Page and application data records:
----
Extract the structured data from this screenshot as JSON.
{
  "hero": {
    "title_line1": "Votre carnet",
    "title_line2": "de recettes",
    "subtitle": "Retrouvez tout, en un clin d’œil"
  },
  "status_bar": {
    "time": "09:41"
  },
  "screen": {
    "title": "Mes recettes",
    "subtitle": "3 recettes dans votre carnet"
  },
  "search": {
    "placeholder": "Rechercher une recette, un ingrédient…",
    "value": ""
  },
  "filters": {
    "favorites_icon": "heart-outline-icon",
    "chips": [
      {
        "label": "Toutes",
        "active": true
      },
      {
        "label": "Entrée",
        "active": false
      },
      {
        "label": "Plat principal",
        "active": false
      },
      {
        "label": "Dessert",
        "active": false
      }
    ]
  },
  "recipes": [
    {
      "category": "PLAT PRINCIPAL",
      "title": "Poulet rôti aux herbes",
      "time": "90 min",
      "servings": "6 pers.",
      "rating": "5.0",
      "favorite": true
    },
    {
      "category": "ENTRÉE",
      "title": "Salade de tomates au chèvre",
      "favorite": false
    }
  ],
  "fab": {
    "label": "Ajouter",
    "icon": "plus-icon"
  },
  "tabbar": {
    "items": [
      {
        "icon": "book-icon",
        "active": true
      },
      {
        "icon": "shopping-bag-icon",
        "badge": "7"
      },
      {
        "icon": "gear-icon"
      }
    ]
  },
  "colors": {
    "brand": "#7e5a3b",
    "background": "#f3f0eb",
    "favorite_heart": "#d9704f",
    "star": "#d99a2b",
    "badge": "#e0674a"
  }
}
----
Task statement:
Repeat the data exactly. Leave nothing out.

Expected answer:
Extract the structured data from this screenshot as JSON.
{
  "hero": {
    "title_line1": "Votre carnet",
    "title_line2": "de recettes",
    "subtitle": "Retrouvez tout, en un clin d’œil"
  },
  "status_bar": {
    "time": "09:41"
  },
  "screen": {
    "title": "Mes recettes",
    "subtitle": "3 recettes dans votre carnet"
  },
  "search": {
    "placeholder": "Rechercher une recette, un ingrédient…",
    "value": ""
  },
  "filters": {
    "favorites_icon": "heart-outline-icon",
    "chips": [
      {
        "label": "Toutes",
        "active": true
      },
      {
        "label": "Entrée",
        "active": false
      },
      {
        "label": "Plat principal",
        "active": false
      },
      {
        "label": "Dessert",
        "active": false
      }
    ]
  },
  "recipes": [
    {
      "category": "PLAT PRINCIPAL",
      "title": "Poulet rôti aux herbes",
      "time": "90 min",
      "servings": "6 pers.",
      "rating": "5.0",
      "favorite": true
    },
    {
      "category": "ENTRÉE",
      "title": "Salade de tomates au chèvre",
      "favorite": false
    }
  ],
  "fab": {
    "label": "Ajouter",
    "icon": "plus-icon"
  },
  "tabbar": {
    "items": [
      {
        "icon": "book-icon",
        "active": true
      },
      {
        "icon": "shopping-bag-icon",
        "badge": "7"
      },
      {
        "icon": "gear-icon"
      }
    ]
  },
  "colors": {
    "brand": "#7e5a3b",
    "background": "#f3f0eb",
    "favorite_heart": "#d9704f",
    "star": "#d99a2b",
    "badge": "#e0674a"
  }
}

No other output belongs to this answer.